:: Your assignment ::
For each line below that includes the string "label", show the whole line.
Records for this exercise Start Marker
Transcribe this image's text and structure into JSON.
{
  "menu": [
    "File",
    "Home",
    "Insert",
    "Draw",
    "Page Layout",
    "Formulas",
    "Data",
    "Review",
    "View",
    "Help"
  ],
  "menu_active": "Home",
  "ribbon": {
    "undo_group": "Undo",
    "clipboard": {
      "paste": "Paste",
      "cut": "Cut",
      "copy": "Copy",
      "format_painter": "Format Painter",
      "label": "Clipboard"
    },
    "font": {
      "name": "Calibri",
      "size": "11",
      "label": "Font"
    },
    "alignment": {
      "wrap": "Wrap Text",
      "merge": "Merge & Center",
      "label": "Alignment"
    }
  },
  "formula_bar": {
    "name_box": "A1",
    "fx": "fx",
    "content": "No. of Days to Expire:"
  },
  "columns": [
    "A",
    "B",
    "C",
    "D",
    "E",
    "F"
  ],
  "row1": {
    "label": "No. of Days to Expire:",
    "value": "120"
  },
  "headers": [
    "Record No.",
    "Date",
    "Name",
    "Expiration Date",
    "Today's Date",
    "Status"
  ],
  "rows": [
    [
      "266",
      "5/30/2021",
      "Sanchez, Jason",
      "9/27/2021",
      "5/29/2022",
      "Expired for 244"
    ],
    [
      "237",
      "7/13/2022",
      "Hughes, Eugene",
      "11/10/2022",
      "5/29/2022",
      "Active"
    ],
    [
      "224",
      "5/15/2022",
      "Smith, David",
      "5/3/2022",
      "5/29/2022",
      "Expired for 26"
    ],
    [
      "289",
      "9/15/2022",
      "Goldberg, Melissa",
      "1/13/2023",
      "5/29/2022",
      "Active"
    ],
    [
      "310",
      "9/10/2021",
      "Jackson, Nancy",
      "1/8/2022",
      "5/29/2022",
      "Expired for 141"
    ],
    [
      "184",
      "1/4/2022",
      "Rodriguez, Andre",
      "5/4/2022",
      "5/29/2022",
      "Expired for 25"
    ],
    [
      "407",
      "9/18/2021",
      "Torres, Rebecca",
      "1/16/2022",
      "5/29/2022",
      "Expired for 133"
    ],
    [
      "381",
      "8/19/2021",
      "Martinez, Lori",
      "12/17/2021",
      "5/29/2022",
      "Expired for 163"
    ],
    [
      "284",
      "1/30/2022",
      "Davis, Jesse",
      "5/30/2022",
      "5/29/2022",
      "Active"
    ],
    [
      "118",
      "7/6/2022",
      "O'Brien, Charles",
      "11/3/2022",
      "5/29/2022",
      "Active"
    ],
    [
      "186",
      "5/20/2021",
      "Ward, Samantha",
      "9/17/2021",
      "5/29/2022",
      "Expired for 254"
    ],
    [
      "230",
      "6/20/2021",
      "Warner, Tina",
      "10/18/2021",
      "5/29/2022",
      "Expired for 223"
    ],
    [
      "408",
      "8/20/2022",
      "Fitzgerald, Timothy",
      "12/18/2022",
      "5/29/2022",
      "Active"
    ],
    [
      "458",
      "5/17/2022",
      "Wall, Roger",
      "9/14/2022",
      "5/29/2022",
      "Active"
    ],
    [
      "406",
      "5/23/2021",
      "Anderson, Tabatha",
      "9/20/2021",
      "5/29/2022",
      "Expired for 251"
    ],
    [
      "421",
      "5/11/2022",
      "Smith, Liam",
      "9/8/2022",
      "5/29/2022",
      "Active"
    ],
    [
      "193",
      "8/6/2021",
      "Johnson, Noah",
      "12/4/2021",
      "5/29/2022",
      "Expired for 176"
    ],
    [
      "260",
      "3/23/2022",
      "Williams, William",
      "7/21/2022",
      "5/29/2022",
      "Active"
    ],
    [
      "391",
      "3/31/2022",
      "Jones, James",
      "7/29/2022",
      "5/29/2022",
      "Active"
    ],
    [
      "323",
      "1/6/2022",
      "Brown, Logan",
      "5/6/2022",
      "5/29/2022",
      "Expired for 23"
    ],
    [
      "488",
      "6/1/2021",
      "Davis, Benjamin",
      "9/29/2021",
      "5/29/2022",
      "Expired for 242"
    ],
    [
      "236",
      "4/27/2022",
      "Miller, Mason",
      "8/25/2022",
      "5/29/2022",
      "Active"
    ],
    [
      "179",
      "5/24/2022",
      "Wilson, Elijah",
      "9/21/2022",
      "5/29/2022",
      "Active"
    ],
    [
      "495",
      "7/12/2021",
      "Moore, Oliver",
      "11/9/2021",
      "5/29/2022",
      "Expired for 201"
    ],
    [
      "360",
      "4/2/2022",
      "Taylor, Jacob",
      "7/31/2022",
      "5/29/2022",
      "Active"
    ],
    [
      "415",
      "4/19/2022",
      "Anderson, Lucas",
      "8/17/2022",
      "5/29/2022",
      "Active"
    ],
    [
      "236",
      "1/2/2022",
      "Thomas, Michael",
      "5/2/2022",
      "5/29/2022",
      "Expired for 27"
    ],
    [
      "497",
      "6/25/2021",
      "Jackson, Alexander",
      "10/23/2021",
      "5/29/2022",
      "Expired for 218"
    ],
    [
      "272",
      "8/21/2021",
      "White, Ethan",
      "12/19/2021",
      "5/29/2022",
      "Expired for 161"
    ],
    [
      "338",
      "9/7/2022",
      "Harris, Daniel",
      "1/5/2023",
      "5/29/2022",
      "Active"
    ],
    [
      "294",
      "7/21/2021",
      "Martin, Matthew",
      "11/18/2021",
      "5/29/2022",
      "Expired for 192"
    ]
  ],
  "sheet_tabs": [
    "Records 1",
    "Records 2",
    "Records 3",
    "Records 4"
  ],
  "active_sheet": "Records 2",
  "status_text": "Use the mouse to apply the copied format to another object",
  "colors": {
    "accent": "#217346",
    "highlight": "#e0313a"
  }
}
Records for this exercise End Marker
:: Written solution ::
      "label": "Clipboard"
      "label": "Font"
      "label": "Alignment"
    "label": "No. of Days to Expire:",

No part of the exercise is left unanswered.